Indeed, there are times when it’s best to decline or withdraw from a review opportunity — if a researcher lacks relevant expertise, for example. Avoiding conflicts of interest is also key. Such a conflict would arise if the would-be reviewer had collaborated with or worked in the same department as any author in recent years, or if the reviewer would receive financial or other benefits from the paper or review. Researchers should also avoid reviewing papers authored by friends or family members. “My colleagues, my friends, a deep personal relationship — this is a conflict of interest,” says Ahmedien. A more casual acquaintance, however, is not.

Mirjalili says it’s not acceptable to contact authors during the review process, even to ask questions or clarify a point. Instead, he says, “Get in touch with the journal”. Editors will want to track queries, and direct discussions between reviewers and authors could break confidentiality and make the review unusable.

Confidentiality policies vary by journal. The advantage of confidentiality, says Rousk, is that reviewers will be less biased by any previous knowledge of that author, their demographic or geographical location.

Aiming to improve transparency, some journals might identify the authors and reviewers to each other, or even publish reviews alongside the final paper. Such ‘open review’ has been growing in popularity over the past five years, with nearly 80% of medical and scientific journals using it at least occasionally11. One advantage is that open review is expected to make referees consider the scientific issues at hand more carefully. Open reviews tend to be shorter and nicer, says Sugimoto.

Most often, says Schekman, the reviewer will know the authors’ identities, but the authors will not know the reviewers’ — although, he adds, “they usually try to guess”.
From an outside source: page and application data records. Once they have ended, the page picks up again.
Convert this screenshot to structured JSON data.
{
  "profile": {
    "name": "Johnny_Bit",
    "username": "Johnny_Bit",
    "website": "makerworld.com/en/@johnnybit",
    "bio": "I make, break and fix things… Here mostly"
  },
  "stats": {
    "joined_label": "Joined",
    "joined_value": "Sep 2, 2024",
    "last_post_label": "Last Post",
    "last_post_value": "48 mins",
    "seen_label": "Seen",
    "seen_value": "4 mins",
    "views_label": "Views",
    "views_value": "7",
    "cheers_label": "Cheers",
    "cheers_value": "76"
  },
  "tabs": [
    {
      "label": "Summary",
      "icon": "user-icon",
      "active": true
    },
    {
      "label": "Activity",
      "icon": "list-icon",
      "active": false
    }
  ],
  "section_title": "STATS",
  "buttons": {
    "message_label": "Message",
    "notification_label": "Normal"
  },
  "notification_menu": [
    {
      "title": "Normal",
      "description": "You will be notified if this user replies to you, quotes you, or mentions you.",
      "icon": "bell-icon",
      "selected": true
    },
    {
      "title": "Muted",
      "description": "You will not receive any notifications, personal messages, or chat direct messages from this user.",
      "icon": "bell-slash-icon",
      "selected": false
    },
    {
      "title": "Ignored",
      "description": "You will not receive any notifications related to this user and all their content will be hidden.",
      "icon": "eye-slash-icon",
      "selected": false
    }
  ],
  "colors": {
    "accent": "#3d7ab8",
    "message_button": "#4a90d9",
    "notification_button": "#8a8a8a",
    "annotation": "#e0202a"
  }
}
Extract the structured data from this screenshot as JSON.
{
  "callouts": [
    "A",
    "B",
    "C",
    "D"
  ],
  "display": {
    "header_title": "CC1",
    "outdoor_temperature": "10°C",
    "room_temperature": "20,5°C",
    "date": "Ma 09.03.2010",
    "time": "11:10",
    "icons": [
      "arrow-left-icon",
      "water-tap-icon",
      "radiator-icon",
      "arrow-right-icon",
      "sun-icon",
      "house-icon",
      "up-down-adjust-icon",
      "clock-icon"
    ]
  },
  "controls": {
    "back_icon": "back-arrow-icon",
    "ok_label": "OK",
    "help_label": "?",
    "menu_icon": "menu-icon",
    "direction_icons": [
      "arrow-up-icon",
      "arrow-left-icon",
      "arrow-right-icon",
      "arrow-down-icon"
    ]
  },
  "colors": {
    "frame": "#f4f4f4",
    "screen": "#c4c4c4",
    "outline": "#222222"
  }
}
Nature reviewers are told the names of manuscript authors, and the journal acknowledges reviewers by name in the published paper with the reviewer’s consent. In February 2020, Nature also began offering authors the option to publish anonymous reviews and author responses alongside papers.

For junior reviewers, having their name linked to a review can boost visibility. But there can be downsides. A senior scientist might take criticism poorly, and in some cases could even later damage the early-career scientist’s chances of employment, promotion or publishing their own work. “That is something that worries me intensely about the move towards open peer review,” says Sugimoto.

One option is not to take on a review under such open conditions. And it’s fine to withdraw after accepting a review offer, if issues arise. Reviewers can contact the journal editor, outside of their formal review, to share any concerns about the paper or their role in the process, says McDowell. After all, he says, editors should be eager to hear about any issues: they don’t want to approve a paper that will be panned on social media or even retracted.

That quality control, after all, is the point of the peer-review enterprise. “We do it,” says Lijek, “because we want science to be better.”